Pioneering School Library Becomes Bookless
Cushing Academy, in Ashburnham, Massachusetts, might be the first public or private school to trade its paper-and-ink library collection for electronic devices. Before the switchover, spot checks showed that on some days, fewer than 30 books, or about 0.15 percent of its 20,000-book inventory, circulated. Today, the small school’s access to books is in the hundreds of thousands and growing. Staff has been added to help students navigate the electronic stacks using the library’s 65 Kindle e-readers and learn to discern, “what is valuable information or reliable from what is junk,” advises Headmaster James Tracy, Ph.D. Students also are downloading books on their laptops, iPhones and iPod Touch players.

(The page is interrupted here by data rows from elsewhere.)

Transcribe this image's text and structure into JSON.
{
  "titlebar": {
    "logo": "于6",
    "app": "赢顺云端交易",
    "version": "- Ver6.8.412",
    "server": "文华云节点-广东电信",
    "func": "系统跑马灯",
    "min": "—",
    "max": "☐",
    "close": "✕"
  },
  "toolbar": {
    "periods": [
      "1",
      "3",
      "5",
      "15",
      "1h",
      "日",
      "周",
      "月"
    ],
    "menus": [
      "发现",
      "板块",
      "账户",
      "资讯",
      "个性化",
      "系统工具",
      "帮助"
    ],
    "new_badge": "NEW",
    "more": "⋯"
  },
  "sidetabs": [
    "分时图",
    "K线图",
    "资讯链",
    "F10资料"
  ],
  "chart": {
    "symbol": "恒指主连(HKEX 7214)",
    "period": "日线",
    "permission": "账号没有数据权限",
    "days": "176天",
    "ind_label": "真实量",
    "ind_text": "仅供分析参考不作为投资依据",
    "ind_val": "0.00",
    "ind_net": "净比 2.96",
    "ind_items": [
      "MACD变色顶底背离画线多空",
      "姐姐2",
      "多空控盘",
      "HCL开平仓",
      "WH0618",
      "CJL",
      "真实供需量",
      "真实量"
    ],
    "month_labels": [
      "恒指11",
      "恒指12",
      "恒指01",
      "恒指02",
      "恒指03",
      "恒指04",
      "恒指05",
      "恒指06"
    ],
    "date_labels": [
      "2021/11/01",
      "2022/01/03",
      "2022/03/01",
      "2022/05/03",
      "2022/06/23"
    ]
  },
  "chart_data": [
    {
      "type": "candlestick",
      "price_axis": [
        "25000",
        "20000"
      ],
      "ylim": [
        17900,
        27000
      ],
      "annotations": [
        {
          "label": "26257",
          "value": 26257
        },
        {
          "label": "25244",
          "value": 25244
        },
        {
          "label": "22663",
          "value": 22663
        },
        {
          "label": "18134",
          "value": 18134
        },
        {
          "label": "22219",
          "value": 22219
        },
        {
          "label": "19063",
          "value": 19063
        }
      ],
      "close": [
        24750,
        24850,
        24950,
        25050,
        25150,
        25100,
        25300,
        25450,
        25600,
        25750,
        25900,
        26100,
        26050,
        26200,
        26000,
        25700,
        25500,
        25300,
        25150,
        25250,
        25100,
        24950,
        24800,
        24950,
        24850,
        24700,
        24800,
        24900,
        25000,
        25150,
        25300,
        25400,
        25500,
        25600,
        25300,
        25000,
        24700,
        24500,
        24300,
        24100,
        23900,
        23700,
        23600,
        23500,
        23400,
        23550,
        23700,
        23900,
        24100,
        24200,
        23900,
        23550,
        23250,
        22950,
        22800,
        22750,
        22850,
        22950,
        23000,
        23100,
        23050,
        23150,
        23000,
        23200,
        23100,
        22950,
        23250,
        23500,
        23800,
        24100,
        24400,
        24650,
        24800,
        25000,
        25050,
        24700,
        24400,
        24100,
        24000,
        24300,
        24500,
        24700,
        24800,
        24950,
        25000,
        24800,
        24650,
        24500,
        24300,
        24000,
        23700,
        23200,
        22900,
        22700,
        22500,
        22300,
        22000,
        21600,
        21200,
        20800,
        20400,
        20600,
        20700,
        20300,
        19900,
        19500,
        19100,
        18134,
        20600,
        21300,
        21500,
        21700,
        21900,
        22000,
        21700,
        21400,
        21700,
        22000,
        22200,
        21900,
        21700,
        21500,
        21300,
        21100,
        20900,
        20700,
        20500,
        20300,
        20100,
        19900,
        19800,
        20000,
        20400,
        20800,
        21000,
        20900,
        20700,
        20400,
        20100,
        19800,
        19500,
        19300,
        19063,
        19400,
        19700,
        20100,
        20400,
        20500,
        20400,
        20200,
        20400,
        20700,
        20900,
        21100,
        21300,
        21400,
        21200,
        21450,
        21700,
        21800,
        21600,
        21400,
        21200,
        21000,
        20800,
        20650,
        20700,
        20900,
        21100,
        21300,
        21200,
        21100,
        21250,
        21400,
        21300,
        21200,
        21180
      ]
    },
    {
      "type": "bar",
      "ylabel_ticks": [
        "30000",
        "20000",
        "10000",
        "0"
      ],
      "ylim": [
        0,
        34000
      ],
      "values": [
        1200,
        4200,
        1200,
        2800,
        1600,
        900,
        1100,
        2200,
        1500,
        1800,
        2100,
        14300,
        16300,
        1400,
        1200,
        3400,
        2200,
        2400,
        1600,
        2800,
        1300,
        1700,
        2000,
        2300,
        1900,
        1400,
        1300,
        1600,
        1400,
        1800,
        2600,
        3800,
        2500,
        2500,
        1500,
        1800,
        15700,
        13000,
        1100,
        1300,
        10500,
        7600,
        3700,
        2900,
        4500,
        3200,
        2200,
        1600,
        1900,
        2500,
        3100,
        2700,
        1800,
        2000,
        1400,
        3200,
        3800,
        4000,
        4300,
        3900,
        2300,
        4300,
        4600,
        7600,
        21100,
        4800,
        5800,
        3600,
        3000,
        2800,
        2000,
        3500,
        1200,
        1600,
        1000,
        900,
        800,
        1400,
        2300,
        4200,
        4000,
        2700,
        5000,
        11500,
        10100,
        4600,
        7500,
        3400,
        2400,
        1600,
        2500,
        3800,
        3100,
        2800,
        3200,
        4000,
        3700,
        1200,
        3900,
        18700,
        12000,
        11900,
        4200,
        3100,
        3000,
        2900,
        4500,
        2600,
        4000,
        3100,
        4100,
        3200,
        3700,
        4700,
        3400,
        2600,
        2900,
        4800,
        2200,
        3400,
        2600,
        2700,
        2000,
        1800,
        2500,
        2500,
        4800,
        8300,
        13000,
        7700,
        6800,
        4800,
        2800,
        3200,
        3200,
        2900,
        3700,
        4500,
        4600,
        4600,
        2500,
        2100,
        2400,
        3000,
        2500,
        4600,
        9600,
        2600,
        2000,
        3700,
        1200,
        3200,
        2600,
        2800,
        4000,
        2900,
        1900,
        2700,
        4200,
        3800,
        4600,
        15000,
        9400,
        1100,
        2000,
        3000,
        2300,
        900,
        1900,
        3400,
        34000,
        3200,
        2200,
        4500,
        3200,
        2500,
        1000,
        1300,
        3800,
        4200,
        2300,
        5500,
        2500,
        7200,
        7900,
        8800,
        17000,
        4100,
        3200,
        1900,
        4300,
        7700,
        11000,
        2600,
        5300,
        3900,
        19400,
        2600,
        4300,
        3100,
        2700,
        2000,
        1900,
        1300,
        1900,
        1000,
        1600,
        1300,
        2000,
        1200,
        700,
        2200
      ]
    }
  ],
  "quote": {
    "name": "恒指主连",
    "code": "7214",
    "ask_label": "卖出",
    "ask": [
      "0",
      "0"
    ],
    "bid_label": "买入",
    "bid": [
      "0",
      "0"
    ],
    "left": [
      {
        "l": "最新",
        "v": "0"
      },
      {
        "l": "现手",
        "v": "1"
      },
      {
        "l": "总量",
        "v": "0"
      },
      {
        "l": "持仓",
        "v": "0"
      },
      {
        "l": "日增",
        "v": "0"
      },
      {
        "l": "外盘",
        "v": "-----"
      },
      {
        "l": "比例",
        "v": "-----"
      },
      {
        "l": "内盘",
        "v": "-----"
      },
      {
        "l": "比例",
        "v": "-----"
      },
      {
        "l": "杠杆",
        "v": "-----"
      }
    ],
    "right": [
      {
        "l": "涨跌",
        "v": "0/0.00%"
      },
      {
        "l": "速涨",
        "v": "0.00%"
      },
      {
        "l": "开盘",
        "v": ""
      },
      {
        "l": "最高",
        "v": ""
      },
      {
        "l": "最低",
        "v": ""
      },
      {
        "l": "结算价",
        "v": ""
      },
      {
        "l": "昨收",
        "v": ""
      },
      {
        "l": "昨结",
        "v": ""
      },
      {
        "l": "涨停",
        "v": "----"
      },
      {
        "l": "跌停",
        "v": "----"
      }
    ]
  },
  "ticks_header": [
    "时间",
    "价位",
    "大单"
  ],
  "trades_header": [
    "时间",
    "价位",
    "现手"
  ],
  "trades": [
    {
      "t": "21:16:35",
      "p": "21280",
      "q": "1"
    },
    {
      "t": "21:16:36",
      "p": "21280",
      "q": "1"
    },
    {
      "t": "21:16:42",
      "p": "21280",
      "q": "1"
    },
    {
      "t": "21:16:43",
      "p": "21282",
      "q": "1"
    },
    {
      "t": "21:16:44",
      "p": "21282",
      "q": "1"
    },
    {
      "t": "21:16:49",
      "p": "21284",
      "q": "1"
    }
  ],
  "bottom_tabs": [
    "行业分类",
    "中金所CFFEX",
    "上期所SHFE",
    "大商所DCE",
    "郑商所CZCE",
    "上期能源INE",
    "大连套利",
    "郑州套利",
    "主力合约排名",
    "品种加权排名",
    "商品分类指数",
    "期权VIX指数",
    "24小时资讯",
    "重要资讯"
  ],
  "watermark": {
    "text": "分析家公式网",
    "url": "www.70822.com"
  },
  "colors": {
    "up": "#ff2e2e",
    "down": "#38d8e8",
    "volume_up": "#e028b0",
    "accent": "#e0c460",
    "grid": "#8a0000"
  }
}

The school pays as little as $5 to buy an e-book, so it can access six books for the price of a traditional $30 hardcover. Response has been mixed; the high-tech library is engaging students, but highlighting and saving notes on passages, “is awful,” reports a junior at the school. Cross-referencing maps and graphics is, at present, problematic. Plus, it’s hard for students to happen upon books as they do when physically walking and browsing the aisles.